*** Input data ***

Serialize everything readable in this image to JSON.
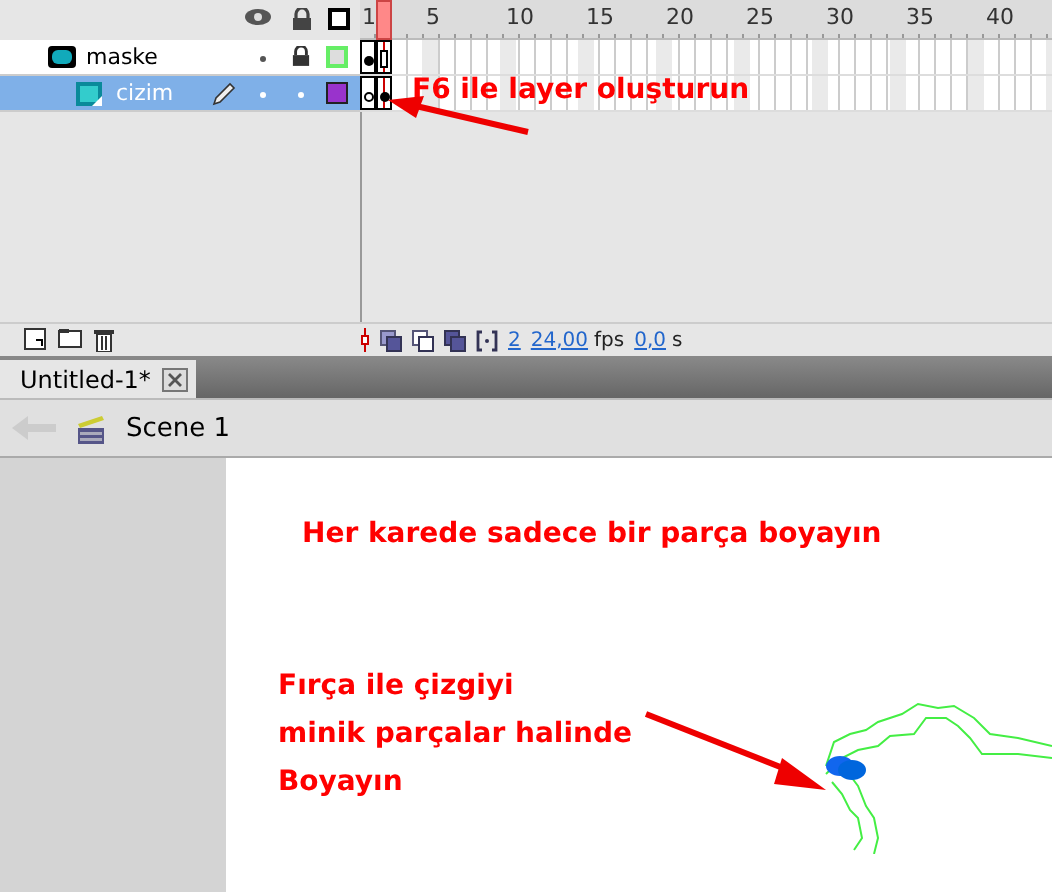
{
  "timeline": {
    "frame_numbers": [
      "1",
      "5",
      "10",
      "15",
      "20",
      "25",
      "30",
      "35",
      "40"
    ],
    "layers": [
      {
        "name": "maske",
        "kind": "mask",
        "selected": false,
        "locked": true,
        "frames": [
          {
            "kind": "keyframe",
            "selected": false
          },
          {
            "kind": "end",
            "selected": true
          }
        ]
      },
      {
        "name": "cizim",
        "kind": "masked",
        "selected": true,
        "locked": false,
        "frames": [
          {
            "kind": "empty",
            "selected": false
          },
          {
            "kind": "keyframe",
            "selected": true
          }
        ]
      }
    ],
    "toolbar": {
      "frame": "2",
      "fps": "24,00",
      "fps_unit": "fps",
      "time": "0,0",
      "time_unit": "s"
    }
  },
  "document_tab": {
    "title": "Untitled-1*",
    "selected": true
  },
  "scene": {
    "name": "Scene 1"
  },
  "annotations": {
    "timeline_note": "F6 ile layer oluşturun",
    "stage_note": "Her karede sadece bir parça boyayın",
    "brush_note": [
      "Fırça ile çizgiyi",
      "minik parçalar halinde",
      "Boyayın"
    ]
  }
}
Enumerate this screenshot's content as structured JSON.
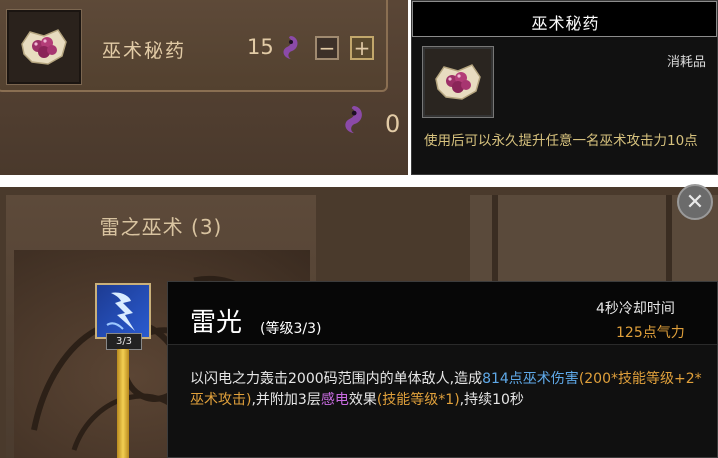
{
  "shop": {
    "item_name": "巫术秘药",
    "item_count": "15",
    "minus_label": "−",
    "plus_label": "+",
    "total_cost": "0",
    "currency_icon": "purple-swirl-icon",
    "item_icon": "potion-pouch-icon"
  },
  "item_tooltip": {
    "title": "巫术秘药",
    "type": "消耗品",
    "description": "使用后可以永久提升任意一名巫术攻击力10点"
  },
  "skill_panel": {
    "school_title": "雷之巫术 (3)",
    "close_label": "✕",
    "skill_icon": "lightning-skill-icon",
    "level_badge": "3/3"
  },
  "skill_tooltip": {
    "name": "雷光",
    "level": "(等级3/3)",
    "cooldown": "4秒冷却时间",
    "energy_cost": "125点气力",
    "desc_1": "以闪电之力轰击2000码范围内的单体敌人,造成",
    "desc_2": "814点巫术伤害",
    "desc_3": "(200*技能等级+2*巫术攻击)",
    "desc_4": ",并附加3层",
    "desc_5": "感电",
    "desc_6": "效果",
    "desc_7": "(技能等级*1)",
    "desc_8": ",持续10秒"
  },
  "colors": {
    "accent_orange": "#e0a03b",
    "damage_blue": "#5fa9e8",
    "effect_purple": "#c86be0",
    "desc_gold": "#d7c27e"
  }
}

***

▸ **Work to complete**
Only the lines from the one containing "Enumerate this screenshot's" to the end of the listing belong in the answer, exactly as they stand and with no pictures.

▸ **Exercise solution**
Enumerate this screenshot's content as structured JSON.
{
  "shop": {
    "item_name": "巫术秘药",
    "item_count": "15",
    "minus_label": "−",
    "plus_label": "+",
    "total_cost": "0",
    "currency_icon": "purple-swirl-icon",
    "item_icon": "potion-pouch-icon"
  },
  "item_tooltip": {
    "title": "巫术秘药",
    "type": "消耗品",
    "description": "使用后可以永久提升任意一名巫术攻击力10点"
  },
  "skill_panel": {
    "school_title": "雷之巫术 (3)",
    "close_label": "✕",
    "skill_icon": "lightning-skill-icon",
    "level_badge": "3/3"
  },
  "skill_tooltip": {
    "name": "雷光",
    "level": "(等级3/3)",
    "cooldown": "4秒冷却时间",
    "energy_cost": "125点气力",
    "desc_1": "以闪电之力轰击2000码范围内的单体敌人,造成",
    "desc_2": "814点巫术伤害",
    "desc_3": "(200*技能等级+2*巫术攻击)",
    "desc_4": ",并附加3层",
    "desc_5": "感电",
    "desc_6": "效果",
    "desc_7": "(技能等级*1)",
    "desc_8": ",持续10秒"
  },
  "colors": {
    "accent_orange": "#e0a03b",
    "damage_blue": "#5fa9e8",
    "effect_purple": "#c86be0",
    "desc_gold": "#d7c27e"
  }
}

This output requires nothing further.